Future of our school in Essex: an update from Caroline Stevens, our Chief Executive
Published on 28 April 2020
I want to explain a difficult decision we have made about the future of our Anderson School in Chigwell, Essex.
We opened the school in September 2017, with the ambition of helping generations of local autistic children and young people to prepare for adult life, further education and work.
But the school has faced very challenging circumstances ever since it opened, including problems with recruitment and retention of staff and other issues. This has meant that the school was not able to consistently support all the students to the high education and welfare standards that we expect – and which students and families have a right to expect from us. This has been reflected in our own reviews and Ofsted inspections.
Despite putting in a lot of energy and expertise to try to improve the school, we have sadly not been able to turn the situation around. We know it could take years to bring the school up to the level we expect, and that would simply not be fair on our students, their families or carers. So, we have taken the very difficult decision to close the school at the end of the summer term, in July. This is never a decision that I would want to make, but I believe it is the right decision for our students’ long-term education and wellbeing.
I know as the parent of an autistic child myself how important the right educational support is, and I only want us to provide good quality schools and children’s services.
I am acutely aware that that the closure will be difficult for students, families, carers staff and local councils. The school and the rest of our charity are ready to support everyone involved as much as we can through the closure process.
Our charity has been successfully supporting and teaching autistic children for over 50 years and we started this school with such ambition and hope. So, this is not a decision we have taken lightly. We are very sorry and disappointed to have to make it. But we hope that it is clear why we think this is a necessary decision.

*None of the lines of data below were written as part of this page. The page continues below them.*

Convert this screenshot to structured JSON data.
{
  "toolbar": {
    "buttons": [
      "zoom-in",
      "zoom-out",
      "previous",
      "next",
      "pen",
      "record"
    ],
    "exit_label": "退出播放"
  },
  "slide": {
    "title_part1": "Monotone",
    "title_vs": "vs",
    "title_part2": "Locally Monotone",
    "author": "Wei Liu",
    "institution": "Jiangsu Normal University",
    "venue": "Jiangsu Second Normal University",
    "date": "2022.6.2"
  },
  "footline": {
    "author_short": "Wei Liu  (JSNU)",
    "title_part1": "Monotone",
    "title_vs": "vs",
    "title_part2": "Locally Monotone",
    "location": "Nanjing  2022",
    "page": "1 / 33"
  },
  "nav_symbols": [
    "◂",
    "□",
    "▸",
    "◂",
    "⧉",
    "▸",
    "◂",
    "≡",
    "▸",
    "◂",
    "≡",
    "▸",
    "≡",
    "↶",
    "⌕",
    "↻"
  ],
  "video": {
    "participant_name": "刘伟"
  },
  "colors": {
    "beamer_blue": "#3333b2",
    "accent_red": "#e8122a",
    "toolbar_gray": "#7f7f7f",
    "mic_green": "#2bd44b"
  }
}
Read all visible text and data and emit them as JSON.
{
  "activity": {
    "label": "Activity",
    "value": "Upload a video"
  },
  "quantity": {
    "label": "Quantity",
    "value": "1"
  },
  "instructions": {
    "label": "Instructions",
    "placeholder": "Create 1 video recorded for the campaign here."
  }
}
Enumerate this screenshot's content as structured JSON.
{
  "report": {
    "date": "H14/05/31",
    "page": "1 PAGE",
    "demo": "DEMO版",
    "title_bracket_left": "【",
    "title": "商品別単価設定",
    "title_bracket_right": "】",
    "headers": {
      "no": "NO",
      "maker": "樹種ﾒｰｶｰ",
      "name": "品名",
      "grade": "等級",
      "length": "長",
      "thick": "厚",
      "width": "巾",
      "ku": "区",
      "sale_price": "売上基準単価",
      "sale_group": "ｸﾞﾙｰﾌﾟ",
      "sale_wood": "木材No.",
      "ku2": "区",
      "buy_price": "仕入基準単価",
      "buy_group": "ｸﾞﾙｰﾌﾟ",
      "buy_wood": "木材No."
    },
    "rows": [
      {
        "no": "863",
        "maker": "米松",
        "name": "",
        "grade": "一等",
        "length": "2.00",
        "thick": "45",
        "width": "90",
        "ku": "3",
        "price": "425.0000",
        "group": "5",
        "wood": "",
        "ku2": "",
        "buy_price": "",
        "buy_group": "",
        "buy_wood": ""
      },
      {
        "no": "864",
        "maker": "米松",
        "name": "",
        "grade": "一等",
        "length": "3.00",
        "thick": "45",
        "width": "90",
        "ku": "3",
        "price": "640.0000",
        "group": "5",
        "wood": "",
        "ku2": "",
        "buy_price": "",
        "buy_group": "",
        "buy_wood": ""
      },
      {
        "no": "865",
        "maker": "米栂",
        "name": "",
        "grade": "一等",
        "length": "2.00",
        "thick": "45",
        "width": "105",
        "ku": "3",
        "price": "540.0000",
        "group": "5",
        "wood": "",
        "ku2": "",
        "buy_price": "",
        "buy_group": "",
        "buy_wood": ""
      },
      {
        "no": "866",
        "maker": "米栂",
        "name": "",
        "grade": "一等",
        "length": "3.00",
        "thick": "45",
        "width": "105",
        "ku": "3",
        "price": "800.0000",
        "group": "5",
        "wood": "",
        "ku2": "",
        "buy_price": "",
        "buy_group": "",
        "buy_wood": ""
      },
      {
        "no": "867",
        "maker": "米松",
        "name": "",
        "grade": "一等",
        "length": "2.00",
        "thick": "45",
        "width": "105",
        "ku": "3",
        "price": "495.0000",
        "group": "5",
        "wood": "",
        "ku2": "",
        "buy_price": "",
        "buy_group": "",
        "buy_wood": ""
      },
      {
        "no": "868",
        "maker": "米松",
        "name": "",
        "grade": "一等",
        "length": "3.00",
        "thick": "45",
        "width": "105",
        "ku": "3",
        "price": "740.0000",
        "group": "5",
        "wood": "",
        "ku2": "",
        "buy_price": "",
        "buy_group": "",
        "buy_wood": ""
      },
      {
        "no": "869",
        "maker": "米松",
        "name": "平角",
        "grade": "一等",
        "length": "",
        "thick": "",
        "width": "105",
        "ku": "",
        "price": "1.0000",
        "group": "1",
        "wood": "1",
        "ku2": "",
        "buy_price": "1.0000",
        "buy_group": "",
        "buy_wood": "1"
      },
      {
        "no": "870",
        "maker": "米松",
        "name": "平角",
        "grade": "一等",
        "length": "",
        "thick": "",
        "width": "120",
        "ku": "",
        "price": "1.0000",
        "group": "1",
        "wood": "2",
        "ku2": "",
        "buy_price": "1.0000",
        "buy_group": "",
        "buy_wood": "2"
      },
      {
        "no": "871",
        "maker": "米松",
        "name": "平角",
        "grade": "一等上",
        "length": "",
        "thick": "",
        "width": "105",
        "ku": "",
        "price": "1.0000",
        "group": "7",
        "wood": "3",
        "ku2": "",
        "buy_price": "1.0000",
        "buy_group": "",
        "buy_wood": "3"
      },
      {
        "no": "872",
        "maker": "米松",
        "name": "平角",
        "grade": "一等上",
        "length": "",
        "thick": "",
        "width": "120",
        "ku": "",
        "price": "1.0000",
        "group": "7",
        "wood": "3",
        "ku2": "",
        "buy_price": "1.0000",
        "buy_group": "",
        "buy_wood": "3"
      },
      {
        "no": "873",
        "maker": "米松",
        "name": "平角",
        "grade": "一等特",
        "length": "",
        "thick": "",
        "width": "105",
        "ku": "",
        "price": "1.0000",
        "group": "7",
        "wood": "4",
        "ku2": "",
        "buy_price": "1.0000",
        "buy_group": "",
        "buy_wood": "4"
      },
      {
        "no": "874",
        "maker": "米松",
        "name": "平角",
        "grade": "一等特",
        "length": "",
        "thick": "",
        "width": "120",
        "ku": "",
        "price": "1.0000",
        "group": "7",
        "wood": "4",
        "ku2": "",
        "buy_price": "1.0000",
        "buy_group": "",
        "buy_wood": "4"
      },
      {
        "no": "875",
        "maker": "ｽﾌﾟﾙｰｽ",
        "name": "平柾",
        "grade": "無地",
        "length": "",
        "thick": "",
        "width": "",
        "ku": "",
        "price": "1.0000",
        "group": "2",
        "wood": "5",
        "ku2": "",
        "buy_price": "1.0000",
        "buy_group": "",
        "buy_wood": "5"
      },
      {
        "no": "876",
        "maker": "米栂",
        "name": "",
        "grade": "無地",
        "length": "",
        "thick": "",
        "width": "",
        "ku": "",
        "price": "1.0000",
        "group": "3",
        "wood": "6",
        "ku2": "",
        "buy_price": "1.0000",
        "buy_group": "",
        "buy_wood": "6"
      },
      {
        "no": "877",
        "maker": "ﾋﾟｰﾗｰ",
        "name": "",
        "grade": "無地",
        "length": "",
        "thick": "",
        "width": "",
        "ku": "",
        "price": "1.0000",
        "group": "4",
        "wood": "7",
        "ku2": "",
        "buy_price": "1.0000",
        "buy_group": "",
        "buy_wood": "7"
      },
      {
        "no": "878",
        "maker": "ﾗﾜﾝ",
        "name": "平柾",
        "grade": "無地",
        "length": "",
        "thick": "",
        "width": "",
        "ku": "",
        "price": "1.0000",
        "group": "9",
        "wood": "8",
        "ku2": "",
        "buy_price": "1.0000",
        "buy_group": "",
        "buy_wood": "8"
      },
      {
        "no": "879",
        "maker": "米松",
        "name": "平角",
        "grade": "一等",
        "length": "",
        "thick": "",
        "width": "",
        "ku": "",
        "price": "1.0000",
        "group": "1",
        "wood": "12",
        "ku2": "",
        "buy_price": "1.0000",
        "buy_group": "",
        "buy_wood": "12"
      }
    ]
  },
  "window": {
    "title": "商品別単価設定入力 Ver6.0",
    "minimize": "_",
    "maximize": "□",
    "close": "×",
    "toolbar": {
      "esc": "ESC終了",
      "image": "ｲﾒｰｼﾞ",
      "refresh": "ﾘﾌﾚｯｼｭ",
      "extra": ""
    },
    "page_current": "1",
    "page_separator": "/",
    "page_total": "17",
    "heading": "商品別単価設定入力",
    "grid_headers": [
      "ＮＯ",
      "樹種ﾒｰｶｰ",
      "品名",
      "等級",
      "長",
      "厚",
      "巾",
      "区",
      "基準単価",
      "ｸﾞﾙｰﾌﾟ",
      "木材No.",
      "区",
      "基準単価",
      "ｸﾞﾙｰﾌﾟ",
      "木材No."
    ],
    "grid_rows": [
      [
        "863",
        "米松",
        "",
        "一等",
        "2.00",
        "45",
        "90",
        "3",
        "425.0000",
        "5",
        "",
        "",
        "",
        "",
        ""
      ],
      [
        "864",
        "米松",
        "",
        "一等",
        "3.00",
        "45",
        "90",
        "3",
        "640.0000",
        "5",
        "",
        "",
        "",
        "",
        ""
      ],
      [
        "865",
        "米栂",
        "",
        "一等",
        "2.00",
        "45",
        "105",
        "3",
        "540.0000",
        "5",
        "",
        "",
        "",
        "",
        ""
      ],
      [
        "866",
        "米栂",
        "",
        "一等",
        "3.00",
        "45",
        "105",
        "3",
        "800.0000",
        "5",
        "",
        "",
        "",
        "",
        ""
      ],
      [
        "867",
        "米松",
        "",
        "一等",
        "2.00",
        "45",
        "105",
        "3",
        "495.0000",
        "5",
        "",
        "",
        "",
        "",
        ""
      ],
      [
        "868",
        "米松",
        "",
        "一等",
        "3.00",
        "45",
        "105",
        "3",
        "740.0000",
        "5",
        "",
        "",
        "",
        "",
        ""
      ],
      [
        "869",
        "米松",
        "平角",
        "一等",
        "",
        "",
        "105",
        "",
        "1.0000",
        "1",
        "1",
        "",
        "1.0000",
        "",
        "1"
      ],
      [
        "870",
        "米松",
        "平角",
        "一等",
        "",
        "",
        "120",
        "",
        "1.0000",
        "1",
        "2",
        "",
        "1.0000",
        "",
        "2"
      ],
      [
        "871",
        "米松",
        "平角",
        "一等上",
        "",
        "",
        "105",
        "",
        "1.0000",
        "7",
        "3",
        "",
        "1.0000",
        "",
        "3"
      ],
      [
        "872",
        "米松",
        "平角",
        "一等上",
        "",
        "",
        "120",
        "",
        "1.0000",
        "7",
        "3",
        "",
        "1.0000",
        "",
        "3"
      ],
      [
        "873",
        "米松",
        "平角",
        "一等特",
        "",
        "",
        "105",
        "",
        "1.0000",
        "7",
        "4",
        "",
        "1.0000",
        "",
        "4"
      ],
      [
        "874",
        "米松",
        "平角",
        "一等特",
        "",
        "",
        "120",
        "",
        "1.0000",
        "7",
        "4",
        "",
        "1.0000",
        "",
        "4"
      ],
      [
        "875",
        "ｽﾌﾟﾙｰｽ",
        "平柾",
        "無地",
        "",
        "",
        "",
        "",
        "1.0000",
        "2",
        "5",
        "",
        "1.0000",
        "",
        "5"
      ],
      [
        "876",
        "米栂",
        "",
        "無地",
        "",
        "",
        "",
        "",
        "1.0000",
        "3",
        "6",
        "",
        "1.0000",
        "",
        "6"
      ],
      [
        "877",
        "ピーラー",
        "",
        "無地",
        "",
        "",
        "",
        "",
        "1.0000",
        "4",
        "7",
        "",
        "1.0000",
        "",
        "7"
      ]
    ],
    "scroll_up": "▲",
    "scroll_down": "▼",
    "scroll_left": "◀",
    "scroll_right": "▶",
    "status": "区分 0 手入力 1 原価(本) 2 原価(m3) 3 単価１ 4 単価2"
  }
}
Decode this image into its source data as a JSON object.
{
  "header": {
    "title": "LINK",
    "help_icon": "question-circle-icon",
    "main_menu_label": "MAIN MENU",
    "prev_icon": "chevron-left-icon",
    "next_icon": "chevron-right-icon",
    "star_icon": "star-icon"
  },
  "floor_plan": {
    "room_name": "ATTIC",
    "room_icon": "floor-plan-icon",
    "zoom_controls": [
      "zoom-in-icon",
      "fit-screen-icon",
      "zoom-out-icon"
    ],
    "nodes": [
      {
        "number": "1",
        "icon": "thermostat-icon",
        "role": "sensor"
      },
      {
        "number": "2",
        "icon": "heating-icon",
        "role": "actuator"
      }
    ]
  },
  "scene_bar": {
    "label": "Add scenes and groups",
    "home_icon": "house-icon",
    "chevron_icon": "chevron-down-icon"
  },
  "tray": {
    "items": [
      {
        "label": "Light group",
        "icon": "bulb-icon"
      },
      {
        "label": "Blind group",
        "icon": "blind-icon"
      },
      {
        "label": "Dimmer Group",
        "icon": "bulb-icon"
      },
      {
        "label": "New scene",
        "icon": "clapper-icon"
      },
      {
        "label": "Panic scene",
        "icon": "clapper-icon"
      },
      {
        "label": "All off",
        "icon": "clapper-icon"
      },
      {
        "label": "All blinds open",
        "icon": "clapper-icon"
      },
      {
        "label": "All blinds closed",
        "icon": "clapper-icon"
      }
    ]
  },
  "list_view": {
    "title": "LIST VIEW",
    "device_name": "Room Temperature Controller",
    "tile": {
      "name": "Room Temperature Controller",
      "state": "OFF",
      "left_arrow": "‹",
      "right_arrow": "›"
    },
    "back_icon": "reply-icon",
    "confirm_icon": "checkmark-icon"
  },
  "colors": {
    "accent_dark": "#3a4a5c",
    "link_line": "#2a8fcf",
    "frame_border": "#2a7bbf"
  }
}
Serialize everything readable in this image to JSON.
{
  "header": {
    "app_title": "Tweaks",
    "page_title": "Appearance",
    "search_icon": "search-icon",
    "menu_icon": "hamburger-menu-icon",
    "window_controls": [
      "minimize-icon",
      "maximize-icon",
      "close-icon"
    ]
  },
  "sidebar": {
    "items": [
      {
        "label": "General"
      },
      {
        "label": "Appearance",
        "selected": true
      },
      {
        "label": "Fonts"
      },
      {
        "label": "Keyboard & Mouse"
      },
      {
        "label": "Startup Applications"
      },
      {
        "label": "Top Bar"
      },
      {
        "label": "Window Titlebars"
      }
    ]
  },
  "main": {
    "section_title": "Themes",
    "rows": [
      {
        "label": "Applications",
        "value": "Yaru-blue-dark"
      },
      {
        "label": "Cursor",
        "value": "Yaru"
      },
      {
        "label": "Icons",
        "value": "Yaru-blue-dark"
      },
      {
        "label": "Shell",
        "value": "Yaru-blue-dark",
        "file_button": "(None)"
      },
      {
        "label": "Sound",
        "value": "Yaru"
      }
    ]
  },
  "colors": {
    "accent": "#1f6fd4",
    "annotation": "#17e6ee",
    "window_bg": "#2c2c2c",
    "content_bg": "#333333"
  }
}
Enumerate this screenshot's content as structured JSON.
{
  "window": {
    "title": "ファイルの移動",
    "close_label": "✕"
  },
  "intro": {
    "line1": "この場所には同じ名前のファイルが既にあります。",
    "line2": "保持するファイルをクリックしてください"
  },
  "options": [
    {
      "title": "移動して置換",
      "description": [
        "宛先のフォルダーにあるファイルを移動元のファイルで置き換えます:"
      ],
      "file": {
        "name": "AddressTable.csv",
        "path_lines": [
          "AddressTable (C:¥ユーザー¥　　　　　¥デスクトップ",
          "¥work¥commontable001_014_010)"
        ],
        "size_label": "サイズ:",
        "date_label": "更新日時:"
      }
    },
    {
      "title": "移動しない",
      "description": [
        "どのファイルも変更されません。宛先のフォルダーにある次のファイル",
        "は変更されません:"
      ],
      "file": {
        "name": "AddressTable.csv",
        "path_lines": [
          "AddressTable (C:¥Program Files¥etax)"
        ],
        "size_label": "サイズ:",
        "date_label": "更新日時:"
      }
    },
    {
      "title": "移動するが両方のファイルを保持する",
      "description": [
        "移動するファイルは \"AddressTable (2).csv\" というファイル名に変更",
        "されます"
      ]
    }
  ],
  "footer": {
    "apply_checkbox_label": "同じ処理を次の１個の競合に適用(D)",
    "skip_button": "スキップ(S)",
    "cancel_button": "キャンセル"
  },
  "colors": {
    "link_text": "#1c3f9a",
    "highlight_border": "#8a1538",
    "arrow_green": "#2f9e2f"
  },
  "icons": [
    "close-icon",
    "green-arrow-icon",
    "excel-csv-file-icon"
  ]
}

As the new Chief Executive at the National Autistic Society, I want to reassure our supporters that I am dedicated to making our schools, social care and other services for autistic adults and children as good as they can possibly be and to pushing for wider changes for autistic people.